4 ft. x 6.8 ft.
cotton floss on found wool/silk tapestry
This piece is an allegory of the times we are currently living in using a preexisting wool and silk tapestry. In the original version, children push one another over and embrace in close proximity. In my version, personifications of the Corona virus, bio-mutation and mold spores collide with each other and disrupt normalcy and future plans as represented by the two figures on the right. The allegory is a rumination on time and our attempts to control it despite Nature's best efforts.
Being housebound in self-quarantine seemed like the perfect opportunity to let my needle skills loose on a massive tapestry and sink all the anxiety I was feeling about an uncertain future into a work which addresses those very feelings. The meditative process of needlework has been a great comfort in alleviating many unpleasant thoughts and feelings.
20” x 34"
cotton floss on cotton toile
Malaga Island is a 41-acre island at the mouth of the New Meadows River in Casco Bay, Maine. It was the site of an interracial community from the Civil War until 1911, when the residents were forcibly evicted from the island. It is now an uninhabited reserve owned and managed by the Maine Coast Heritage Trust. Public daytime access is permitted.
The Casco Bay Breeze and other newspapers investigated during the 1890s, then printed stories about a "degenerate colony" whose indiscretions included use of tobacco and of tea. The towns of Phippsburg and Harpswell fought not to take control over the settlement, but to build a hotel for business, and in 1905 the State of Maine took responsibility for this poor island community that nobody wanted. The state built a school and furnished a schoolteacher and began focusing its attention on the unorthodox community.
While some saw improvement in the island, Governor Frederick W. Plaisted saw blight on his state’s reputation.
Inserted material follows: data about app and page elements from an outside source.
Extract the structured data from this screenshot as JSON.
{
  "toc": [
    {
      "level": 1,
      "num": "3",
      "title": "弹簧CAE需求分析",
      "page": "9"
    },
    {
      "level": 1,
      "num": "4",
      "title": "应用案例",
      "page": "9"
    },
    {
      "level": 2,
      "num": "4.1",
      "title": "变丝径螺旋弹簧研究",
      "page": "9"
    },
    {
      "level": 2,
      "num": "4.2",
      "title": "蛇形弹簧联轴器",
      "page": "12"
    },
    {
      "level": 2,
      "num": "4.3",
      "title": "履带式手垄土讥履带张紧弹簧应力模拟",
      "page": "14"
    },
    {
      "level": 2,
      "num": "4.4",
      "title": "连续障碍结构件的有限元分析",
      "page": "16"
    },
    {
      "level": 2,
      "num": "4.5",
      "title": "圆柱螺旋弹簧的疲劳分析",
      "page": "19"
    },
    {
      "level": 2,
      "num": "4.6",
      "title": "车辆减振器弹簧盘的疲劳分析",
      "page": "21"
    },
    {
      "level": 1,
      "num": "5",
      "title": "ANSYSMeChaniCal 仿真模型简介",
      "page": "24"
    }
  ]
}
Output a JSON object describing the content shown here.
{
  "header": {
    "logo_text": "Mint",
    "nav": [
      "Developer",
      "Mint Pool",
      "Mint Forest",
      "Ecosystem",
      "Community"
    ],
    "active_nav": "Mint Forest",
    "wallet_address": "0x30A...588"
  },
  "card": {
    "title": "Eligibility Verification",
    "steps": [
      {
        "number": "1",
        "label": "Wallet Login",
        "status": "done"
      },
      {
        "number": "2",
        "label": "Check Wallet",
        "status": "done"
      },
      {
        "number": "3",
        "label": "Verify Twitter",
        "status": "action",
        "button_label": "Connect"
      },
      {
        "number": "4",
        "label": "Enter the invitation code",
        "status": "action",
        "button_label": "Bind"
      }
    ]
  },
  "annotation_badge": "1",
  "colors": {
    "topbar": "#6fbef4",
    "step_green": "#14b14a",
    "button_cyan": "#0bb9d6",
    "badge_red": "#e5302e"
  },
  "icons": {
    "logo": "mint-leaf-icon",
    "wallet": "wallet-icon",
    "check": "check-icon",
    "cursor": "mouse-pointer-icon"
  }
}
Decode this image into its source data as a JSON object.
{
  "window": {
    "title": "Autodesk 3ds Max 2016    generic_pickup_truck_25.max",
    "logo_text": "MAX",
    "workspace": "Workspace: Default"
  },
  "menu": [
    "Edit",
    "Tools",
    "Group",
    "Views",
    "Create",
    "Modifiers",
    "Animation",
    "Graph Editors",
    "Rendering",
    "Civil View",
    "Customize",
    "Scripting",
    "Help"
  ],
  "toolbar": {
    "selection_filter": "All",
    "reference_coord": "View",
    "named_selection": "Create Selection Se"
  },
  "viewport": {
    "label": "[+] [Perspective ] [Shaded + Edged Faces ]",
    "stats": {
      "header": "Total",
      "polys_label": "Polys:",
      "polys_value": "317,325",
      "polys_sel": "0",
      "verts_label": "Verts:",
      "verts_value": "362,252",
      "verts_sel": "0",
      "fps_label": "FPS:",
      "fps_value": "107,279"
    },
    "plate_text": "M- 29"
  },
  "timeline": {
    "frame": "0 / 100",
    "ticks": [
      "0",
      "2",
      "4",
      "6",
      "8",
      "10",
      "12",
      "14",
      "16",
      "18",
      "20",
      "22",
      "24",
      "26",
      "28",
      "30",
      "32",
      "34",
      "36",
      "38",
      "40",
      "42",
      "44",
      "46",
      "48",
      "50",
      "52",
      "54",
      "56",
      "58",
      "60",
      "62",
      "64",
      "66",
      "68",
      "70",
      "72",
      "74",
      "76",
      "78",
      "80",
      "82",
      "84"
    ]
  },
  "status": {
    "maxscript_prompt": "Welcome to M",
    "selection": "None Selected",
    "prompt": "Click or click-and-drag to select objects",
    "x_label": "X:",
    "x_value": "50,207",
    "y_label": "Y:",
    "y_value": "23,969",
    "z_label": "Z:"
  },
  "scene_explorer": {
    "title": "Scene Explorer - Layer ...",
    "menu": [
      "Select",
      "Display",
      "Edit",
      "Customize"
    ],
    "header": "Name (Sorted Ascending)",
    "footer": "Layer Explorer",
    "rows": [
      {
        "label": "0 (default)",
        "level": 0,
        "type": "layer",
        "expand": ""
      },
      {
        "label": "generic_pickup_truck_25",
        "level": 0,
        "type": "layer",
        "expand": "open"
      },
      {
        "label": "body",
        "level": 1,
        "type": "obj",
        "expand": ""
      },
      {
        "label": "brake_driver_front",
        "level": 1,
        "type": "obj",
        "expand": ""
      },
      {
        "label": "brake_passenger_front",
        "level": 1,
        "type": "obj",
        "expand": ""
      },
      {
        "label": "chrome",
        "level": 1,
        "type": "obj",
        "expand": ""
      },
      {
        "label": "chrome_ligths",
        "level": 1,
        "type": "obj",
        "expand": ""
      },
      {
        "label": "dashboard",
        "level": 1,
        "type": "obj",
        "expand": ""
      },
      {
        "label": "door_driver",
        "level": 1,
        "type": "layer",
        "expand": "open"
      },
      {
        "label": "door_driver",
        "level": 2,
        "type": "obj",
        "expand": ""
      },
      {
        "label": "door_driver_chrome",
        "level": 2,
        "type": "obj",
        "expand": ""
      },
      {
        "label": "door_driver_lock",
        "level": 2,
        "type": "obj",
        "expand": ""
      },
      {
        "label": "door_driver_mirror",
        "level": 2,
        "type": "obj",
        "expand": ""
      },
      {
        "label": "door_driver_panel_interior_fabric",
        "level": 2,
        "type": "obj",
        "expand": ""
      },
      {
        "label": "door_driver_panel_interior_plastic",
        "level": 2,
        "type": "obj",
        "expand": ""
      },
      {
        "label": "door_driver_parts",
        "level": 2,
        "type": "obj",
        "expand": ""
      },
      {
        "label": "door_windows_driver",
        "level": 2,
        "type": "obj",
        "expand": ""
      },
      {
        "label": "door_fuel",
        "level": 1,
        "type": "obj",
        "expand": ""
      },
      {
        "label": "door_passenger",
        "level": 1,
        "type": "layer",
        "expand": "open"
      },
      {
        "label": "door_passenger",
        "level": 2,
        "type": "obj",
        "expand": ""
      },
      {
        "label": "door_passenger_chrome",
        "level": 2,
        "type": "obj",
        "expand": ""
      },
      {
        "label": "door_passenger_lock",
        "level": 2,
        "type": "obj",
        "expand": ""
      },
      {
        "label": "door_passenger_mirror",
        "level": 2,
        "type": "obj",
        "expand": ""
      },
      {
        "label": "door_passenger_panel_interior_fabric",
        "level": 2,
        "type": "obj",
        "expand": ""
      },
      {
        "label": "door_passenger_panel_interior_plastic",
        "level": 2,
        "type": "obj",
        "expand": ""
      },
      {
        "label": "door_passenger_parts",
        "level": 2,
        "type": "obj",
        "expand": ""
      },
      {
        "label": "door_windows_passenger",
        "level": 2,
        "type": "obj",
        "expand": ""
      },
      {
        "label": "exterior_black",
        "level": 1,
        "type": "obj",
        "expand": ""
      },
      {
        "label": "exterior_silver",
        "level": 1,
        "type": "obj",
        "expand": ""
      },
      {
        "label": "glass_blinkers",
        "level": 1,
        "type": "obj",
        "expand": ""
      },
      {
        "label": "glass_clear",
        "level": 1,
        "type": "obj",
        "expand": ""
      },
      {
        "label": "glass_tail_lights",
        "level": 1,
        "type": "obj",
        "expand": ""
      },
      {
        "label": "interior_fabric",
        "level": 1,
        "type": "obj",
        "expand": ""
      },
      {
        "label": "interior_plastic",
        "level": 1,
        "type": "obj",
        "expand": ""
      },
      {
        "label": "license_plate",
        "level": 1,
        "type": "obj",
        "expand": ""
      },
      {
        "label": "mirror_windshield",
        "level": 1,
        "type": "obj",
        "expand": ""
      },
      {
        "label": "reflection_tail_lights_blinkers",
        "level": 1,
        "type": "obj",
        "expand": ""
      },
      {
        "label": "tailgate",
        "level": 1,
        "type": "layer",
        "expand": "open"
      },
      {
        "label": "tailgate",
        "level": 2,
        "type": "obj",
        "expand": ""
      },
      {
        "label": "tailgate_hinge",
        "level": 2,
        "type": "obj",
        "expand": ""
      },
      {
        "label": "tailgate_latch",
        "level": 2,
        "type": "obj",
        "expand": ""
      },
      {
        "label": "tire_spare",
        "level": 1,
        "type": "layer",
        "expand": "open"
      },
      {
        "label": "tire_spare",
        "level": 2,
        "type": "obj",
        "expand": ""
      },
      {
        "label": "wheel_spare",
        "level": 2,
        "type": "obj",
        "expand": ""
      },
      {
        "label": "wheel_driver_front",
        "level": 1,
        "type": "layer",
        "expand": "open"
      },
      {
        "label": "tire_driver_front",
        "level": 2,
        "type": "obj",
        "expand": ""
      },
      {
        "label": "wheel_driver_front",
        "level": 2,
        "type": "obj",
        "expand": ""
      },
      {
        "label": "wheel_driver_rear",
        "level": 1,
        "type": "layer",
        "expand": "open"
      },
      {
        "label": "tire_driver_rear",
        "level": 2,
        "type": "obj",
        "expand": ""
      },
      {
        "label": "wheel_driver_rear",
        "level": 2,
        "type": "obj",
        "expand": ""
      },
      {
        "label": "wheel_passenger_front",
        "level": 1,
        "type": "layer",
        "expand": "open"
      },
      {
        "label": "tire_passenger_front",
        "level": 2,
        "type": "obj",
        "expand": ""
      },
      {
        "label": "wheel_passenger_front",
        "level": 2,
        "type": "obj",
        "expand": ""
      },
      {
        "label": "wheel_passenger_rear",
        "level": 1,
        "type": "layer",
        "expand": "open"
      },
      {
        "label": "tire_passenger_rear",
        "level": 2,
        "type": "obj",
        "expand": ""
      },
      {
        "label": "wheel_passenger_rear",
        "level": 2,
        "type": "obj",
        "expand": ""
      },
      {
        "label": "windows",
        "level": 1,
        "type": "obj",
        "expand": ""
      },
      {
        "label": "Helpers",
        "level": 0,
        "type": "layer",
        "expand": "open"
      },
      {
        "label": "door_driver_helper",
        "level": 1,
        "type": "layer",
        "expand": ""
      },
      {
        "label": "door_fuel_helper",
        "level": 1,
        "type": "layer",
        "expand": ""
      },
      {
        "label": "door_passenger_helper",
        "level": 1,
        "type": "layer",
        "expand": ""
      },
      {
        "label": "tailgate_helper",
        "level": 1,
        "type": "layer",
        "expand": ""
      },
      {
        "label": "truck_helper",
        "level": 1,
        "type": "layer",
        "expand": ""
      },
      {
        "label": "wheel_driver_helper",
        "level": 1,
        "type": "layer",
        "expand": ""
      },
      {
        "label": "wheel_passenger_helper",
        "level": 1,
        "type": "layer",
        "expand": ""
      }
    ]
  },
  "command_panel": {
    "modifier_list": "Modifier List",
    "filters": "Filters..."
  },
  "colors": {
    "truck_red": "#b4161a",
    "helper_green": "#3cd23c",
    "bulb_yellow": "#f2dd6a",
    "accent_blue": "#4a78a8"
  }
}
Under the Governor's direction, Maine's authorities abducted and removed men, women, and children many of whom were forced into various institutions and, in 1912, undertook the mass eviction of the remaining 45-member interracial community.To discourage resettlement, Maine authorities eventually even dug up the graves, and took the dead for burial at the Maine School for the Feeble-Minded in Pownal.
The island was legally owned by Eli Perry, and the residents were squatters, although they had lived there for decades. In 1911, the Perry family ordered the residents to leave. The state then bought the island and evicted the islanders, paying them a relocation stipend. One family of seven and one other person were deemed feeble-minded and placed in an institution, although the accuracy of their diagnosis is disputed.
Missionaries helping the Islanders had negotiated to buy the island from the Perry family in order to allow the residents to stay, but the governor outbid them and then evicted the residents. The governor's motivation is unclear, as he had previously pledged to help the community. It is speculated that this was a personal retribution against the missionaries, who had defeated him in a bitter political fight over Prohibition.
On April 7, 2010, Maine legislators finally issued an official statement of regret for the Malaga incident, but did so without notifying descendants and other stakeholders either before or after the fact. The "public" apology didn't become known to the public until nearly four months later, when an article appeared in a monthly magazine, Down East, which also procured a statement of regret by Governor John Baldacci.
The three pieces were made during the beginning of the pandemic. I can't be more specific as it's all a distant, grey memory. They are all currently on view and available through The Schoolhouse Gallery in Provincetown, MA.
• The PLague Doctor
• Never Going Back Again
• I'm Outta Here